-------- Data --------

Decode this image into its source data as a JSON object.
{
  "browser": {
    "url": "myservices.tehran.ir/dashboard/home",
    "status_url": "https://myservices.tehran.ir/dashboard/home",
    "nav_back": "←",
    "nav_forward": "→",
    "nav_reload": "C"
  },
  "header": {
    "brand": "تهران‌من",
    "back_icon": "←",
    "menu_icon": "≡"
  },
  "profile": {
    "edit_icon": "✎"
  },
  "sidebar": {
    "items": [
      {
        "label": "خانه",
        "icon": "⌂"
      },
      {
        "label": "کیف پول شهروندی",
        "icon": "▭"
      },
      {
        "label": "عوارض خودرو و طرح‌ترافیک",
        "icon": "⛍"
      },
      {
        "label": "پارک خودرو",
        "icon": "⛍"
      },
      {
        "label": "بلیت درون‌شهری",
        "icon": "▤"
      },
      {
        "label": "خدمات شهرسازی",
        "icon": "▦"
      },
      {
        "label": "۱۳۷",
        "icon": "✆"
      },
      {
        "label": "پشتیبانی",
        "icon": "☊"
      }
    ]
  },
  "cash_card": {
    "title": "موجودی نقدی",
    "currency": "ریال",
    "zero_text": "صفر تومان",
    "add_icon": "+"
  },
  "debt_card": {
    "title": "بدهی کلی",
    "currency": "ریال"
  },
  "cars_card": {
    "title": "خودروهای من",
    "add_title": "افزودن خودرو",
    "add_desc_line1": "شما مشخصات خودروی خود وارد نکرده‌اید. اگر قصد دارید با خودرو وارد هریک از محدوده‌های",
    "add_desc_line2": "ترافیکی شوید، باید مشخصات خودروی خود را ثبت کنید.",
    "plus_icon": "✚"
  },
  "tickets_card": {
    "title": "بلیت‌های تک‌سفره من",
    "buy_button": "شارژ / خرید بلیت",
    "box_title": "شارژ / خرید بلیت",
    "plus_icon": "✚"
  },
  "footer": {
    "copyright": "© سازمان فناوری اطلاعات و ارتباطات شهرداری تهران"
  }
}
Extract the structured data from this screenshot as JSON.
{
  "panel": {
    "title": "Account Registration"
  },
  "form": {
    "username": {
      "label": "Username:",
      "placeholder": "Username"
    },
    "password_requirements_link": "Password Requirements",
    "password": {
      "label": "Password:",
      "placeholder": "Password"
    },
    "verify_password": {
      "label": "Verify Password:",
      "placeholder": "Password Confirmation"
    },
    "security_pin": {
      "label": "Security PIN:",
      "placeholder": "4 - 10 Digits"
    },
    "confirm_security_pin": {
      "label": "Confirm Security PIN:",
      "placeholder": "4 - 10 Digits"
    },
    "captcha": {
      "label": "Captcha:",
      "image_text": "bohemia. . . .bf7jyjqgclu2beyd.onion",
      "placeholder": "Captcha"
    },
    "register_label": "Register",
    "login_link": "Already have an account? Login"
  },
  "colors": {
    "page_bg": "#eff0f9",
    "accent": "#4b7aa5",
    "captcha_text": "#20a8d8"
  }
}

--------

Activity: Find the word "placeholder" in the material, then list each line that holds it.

Reply:
      "placeholder": "Username"
      "placeholder": "Password"
      "placeholder": "Password Confirmation"
      "placeholder": "4 - 10 Digits"
      "placeholder": "4 - 10 Digits"
      "placeholder": "Captcha"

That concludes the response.